The key here is to make sure you and your teammates are on the same page. Use practices and scrimmages to repeat these verbal instructions often, so your teammates get used to your voice, and understand what each command means. Believe it or not, these commands, when used wisely, are a huge help to your teammates, because it removes the responsibility of decision making. In other words, it's one less thing for them to think about. The goalie, however, needs to make absolutely sure that the instructions are accurate and unambiguous. Precision is critical.
Third, goalies have to encourage. When I say be loud, and be a leader, I'm not talking about yelling for the sake of yelling. Castigating your teammates after a bad play, or a goal, is never a good thing. Hockey is a game of mistakes, and everyone makes them. You don't want your teammates berating you after a soft goal, right? That lesson goes both ways. The best thing you can do after a mishap, or a bad goal, is a tap on the shinpads, and a quick "don't sweat it. Let's get one back." Players love these types of goalies, kids who understand that it's a team game, and everyone needs to contribute to win. Chastising your teammates erodes confidence the same way your own confidence takes a hit when your coach pulls you for goals that aren't your fault. So remember, there's a big difference between barking instructions, and criticizing.
Fourth, coaches need to be inclusive. Here's where coaches need to make sure that the goalies are included in all their chalk talks by the bench during practice, and not sitting in the crease, waiting for the next drill to start. In order for the goalie to be a coach on the ice, he or she has to have a solid understanding of your game plan. What kind of breakout do you want? Where do you want your center to play? Leaving the goalie out of those discussions is not only shortsighted, it's foolhardy.
Again, think of the quarterback in football.

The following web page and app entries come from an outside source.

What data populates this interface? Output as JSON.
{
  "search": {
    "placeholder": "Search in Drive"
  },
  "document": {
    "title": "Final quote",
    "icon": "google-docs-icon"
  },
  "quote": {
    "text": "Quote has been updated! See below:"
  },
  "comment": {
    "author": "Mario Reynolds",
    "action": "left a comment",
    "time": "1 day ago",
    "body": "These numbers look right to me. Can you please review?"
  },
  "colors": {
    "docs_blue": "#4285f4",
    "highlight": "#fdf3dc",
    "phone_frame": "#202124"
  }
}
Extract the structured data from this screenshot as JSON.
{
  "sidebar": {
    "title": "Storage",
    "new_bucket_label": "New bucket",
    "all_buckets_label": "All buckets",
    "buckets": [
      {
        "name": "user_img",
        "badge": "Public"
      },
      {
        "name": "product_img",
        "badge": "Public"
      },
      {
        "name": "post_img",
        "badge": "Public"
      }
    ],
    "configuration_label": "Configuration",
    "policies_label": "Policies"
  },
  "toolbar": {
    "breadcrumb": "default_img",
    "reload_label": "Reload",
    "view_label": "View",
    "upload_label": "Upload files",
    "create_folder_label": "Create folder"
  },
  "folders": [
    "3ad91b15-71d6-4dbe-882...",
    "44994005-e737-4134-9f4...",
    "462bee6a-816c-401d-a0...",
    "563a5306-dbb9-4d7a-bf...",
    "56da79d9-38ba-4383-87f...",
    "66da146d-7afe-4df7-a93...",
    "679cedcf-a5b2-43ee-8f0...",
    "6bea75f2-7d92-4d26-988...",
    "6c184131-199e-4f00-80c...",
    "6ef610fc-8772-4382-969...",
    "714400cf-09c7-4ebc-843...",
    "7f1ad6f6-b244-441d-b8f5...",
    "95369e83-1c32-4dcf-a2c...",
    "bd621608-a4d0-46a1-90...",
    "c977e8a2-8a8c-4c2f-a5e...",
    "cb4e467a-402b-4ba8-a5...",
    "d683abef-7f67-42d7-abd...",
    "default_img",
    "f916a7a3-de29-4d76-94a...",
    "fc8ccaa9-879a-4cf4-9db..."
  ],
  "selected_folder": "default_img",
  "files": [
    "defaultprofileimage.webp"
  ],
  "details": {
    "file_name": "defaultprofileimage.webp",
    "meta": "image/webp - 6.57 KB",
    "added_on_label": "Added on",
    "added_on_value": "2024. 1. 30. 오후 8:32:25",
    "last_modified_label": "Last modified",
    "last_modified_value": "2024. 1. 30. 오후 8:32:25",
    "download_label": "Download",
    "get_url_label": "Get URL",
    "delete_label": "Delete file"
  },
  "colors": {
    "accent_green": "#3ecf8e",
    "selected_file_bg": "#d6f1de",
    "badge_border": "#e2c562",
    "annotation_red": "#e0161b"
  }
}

He has to know the passing routes, the audibles, the blocking schemes, the snap count, all of it. As a football coach, you want your quarterback thinking just like you. That only happens when the player is fully engaged. It's no different for hockey coaches and their goaltender. Give your goalies the tools to orchestrate your game plan, combined with the freedom to instruct, and the entire team benefits.